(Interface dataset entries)

====

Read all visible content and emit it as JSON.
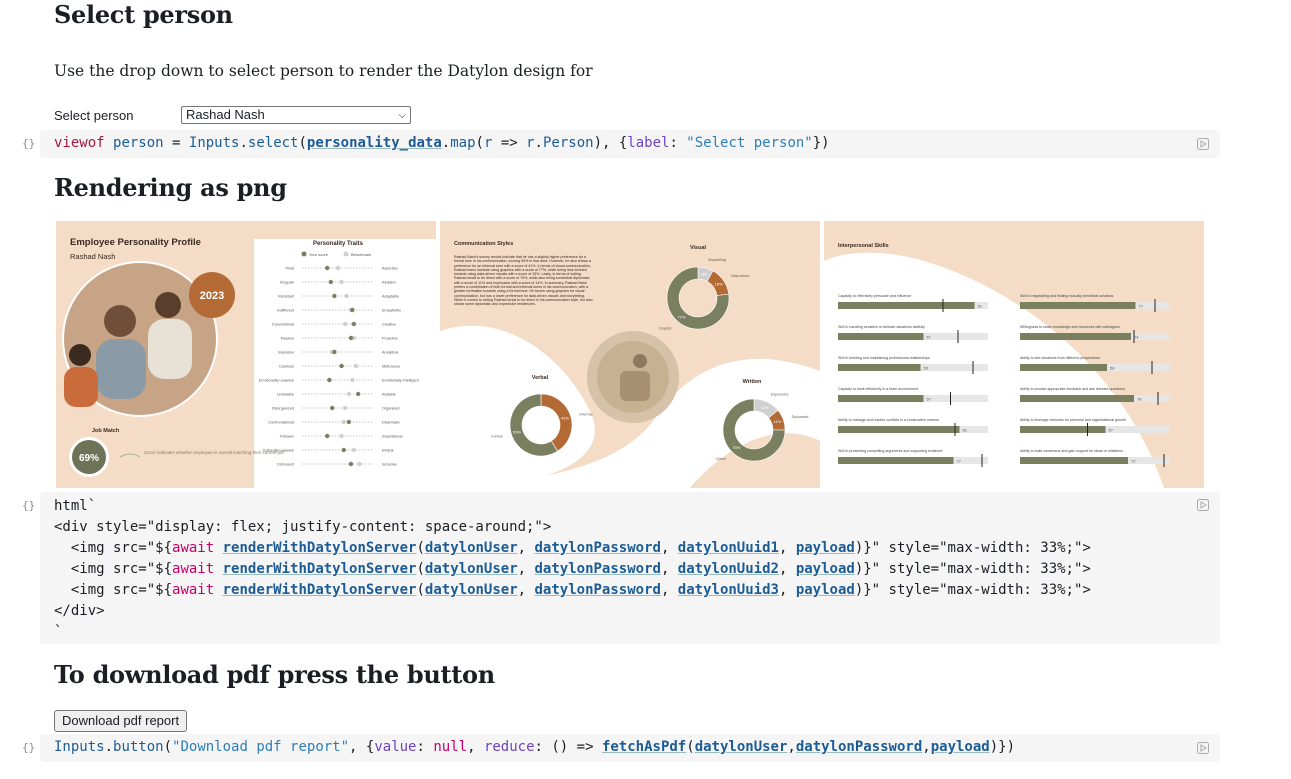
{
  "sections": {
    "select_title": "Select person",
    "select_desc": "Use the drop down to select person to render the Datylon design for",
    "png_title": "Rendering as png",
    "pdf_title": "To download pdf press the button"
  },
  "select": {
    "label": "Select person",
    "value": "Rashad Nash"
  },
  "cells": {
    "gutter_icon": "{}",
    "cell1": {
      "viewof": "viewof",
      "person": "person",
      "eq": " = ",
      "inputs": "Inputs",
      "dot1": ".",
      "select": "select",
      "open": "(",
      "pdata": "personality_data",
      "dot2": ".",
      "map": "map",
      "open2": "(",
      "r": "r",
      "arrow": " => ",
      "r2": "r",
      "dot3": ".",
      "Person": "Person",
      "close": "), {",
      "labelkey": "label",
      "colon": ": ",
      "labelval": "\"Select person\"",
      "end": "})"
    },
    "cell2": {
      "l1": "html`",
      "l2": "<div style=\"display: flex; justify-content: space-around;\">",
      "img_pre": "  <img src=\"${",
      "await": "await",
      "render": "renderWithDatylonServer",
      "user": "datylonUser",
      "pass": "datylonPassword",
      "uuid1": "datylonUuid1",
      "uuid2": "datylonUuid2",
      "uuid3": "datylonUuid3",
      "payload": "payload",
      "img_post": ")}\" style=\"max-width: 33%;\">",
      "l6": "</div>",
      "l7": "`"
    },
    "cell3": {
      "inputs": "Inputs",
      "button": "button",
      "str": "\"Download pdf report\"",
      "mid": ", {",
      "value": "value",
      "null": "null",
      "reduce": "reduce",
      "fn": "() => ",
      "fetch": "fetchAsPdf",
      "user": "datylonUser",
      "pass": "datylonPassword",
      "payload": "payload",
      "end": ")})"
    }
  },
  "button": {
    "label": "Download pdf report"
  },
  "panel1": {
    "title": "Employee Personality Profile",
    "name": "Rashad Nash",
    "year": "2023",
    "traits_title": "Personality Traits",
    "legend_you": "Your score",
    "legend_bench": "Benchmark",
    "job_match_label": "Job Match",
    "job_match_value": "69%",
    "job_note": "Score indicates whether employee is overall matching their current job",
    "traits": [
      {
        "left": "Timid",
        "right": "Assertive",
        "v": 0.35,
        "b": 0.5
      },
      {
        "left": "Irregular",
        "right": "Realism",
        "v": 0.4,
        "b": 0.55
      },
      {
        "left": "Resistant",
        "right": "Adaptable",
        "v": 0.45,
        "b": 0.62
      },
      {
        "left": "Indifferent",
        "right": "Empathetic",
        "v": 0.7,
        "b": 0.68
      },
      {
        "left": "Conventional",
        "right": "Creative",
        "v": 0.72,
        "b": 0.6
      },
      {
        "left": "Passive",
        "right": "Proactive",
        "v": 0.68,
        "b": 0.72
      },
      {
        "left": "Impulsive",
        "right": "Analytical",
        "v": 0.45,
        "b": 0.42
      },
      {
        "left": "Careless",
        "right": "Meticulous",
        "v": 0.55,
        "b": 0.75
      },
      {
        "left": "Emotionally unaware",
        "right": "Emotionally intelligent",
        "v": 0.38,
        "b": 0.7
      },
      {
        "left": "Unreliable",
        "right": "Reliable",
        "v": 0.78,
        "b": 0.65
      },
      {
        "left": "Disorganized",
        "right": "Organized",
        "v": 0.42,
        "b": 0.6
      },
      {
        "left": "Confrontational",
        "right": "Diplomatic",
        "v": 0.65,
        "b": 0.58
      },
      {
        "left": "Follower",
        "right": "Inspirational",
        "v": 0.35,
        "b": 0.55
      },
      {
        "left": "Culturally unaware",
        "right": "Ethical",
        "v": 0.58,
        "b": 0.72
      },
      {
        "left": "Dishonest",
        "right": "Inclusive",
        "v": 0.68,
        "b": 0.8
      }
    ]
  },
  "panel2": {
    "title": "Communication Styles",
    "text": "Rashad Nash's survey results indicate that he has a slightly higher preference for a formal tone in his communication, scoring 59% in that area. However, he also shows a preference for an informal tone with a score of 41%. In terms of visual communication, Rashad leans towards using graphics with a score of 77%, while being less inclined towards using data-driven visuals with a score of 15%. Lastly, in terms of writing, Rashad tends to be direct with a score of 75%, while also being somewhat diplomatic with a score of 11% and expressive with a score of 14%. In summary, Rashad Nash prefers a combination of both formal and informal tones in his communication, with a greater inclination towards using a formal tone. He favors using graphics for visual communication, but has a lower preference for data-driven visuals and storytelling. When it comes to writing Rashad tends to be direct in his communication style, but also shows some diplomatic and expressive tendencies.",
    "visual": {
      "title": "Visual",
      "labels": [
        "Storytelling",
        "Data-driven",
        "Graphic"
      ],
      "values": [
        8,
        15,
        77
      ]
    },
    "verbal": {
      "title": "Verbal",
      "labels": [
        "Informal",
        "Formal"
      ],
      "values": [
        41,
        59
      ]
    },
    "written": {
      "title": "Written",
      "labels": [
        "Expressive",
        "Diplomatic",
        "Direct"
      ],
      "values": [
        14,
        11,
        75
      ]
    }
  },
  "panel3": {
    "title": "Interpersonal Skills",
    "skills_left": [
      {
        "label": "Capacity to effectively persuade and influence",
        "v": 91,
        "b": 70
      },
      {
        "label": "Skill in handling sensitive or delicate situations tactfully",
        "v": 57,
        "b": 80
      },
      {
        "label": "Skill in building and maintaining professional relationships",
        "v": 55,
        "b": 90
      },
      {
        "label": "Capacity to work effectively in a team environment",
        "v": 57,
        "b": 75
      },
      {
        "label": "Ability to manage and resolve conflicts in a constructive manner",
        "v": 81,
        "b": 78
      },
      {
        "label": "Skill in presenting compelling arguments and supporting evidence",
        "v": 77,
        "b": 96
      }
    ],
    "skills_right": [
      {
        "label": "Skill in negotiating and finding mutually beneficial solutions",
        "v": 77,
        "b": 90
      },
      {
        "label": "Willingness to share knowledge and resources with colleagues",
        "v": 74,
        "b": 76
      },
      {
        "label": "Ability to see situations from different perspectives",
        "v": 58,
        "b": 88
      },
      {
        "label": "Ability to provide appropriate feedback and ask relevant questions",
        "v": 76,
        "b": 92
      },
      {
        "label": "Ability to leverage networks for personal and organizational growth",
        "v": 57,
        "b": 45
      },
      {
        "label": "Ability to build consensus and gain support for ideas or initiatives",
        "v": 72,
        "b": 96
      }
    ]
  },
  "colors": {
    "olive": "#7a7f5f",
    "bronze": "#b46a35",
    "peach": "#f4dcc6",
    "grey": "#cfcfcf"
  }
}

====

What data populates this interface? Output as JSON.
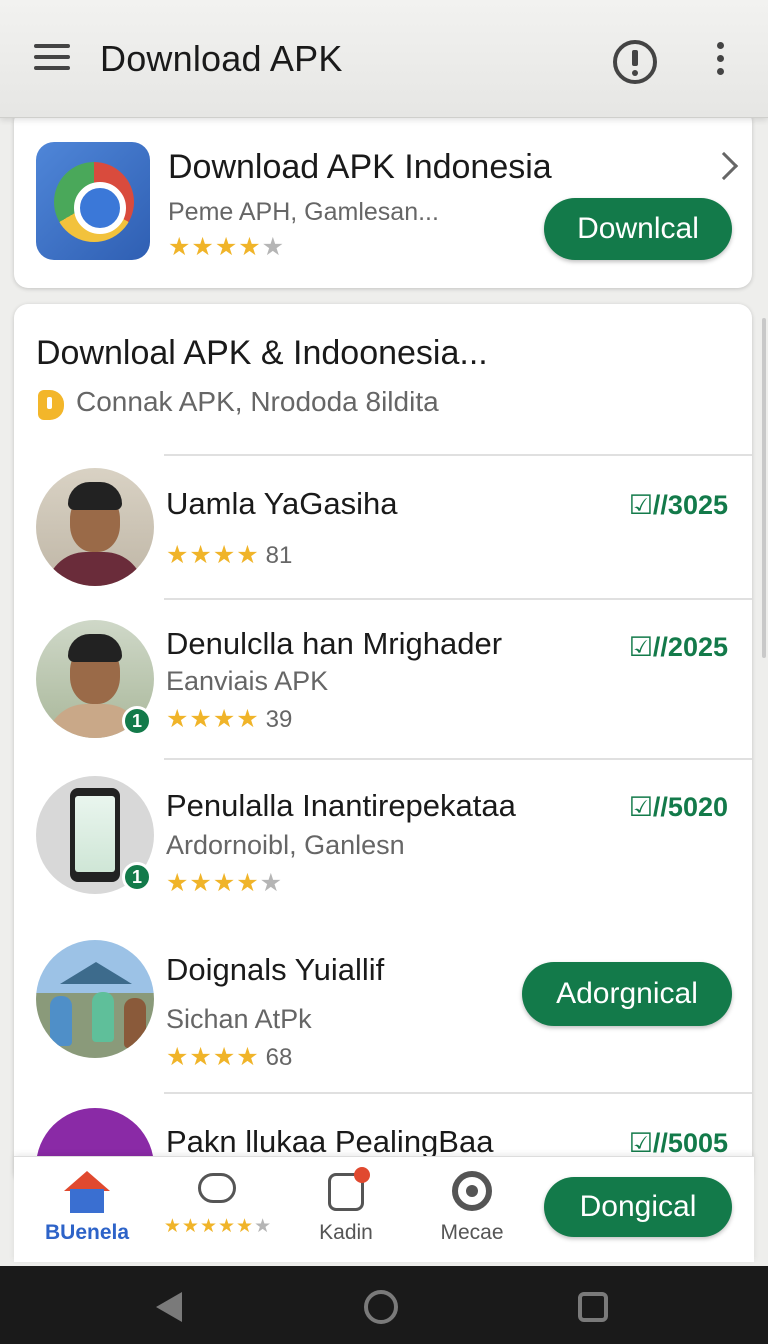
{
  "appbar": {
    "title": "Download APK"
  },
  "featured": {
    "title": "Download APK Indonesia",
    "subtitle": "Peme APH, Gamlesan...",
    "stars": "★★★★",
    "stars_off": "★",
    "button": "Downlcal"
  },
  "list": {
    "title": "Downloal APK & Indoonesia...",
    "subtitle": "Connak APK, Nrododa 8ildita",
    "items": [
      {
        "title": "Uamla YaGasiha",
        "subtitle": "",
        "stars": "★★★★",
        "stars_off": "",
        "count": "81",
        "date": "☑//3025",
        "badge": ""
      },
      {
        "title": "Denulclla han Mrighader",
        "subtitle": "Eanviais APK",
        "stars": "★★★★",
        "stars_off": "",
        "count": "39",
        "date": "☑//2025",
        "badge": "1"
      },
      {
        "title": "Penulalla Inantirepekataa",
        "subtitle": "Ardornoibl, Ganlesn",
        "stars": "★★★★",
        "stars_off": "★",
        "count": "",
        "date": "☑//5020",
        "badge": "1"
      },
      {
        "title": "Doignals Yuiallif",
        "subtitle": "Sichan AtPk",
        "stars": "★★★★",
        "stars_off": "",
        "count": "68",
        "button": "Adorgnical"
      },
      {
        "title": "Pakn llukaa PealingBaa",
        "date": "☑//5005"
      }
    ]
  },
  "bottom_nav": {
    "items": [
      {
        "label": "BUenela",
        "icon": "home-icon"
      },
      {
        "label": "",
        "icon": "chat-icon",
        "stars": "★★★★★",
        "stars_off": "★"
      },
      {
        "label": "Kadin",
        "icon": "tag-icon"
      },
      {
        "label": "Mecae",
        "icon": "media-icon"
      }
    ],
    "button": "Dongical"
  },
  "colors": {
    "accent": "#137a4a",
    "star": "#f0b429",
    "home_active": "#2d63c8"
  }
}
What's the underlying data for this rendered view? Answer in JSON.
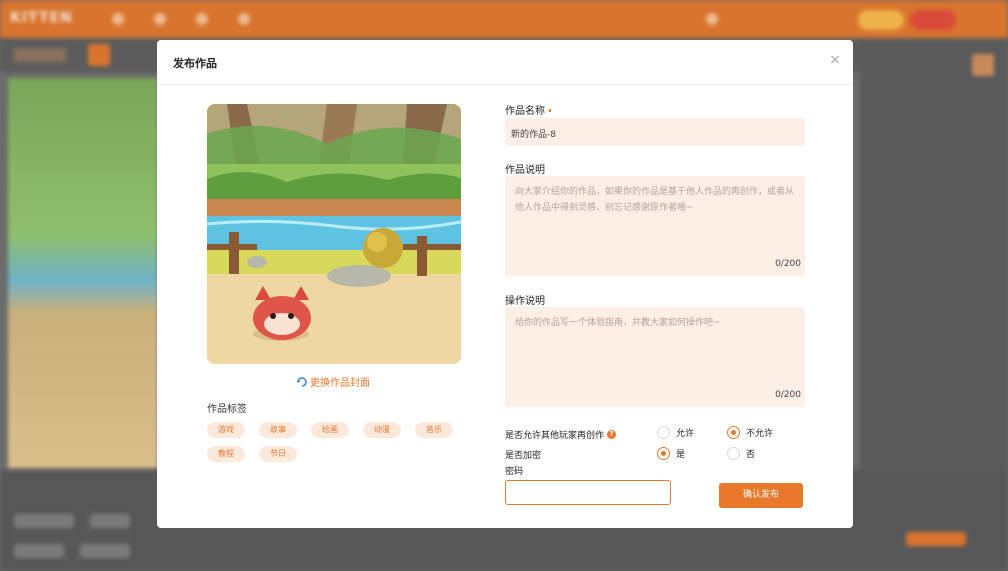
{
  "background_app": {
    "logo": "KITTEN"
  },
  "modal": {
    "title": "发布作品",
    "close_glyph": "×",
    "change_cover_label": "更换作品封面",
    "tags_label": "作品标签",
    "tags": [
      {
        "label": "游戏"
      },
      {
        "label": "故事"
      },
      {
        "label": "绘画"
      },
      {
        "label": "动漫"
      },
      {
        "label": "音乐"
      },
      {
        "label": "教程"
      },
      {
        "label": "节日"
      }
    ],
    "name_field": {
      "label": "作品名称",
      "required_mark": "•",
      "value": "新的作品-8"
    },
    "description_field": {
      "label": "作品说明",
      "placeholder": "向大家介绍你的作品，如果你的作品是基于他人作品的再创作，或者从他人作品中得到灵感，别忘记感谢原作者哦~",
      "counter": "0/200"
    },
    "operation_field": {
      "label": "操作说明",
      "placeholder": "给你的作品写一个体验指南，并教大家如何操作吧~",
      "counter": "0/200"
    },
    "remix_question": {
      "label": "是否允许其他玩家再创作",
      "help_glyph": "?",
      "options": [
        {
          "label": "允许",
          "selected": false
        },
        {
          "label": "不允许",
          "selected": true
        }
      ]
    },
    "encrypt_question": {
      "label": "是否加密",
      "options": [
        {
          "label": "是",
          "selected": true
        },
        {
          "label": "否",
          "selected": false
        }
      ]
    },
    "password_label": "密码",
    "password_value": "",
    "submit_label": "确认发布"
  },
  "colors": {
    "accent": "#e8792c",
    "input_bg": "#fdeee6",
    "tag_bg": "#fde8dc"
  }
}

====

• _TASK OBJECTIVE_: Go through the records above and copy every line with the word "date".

• _ANSWER FOR THE TASK_:
        "date": "☑//3025",
        "date": "☑//2025",
        "date": "☑//5020",
        "date": "☑//5005"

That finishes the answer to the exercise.